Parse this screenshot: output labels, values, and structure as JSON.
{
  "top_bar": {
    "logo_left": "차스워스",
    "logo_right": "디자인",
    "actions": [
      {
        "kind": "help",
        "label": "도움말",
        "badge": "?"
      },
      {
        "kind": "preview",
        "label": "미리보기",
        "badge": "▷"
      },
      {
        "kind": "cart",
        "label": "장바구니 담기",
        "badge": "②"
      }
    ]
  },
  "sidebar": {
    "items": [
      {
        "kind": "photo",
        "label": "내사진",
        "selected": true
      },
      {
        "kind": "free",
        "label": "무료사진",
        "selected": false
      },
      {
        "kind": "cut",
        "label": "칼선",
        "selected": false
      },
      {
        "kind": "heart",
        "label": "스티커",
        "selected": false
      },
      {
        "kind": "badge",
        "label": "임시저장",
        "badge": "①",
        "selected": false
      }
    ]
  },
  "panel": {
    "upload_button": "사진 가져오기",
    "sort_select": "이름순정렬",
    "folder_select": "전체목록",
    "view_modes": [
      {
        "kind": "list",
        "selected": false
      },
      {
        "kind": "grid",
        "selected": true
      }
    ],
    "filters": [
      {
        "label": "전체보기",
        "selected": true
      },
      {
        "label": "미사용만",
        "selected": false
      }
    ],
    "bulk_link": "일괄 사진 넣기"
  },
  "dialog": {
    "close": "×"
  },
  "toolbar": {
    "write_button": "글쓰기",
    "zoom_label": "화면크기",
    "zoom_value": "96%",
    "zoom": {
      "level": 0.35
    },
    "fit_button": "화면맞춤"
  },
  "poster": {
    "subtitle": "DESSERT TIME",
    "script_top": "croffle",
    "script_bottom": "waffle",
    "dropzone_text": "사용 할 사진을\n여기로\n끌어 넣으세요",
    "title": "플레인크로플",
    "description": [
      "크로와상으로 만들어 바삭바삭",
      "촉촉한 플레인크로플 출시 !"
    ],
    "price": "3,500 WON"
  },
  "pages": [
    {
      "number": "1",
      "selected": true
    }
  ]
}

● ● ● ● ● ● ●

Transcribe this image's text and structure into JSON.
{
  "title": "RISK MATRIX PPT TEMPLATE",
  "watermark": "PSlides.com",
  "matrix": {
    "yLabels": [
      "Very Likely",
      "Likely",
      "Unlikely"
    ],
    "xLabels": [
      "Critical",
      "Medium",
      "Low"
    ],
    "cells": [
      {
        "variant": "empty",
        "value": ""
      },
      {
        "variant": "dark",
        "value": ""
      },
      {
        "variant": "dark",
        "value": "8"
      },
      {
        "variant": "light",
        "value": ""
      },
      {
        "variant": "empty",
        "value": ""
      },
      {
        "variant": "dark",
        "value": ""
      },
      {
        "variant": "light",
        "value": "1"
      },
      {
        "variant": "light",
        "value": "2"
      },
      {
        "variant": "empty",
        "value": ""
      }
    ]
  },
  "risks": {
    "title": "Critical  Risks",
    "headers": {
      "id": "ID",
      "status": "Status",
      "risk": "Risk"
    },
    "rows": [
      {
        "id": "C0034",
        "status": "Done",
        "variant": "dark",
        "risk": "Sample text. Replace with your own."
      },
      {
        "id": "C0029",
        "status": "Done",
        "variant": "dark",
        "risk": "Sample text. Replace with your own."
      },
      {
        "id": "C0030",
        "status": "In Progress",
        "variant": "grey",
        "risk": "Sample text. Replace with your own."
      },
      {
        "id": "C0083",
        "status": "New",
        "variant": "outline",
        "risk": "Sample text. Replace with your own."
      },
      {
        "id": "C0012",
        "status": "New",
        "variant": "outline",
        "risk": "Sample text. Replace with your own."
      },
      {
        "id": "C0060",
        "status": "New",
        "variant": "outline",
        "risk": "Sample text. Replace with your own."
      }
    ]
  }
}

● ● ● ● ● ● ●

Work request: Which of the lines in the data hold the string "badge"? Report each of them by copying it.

Answer to this task:
        "badge": "?"
        "badge": "▷"
        "badge": "②"
        "kind": "badge",
        "badge": "①",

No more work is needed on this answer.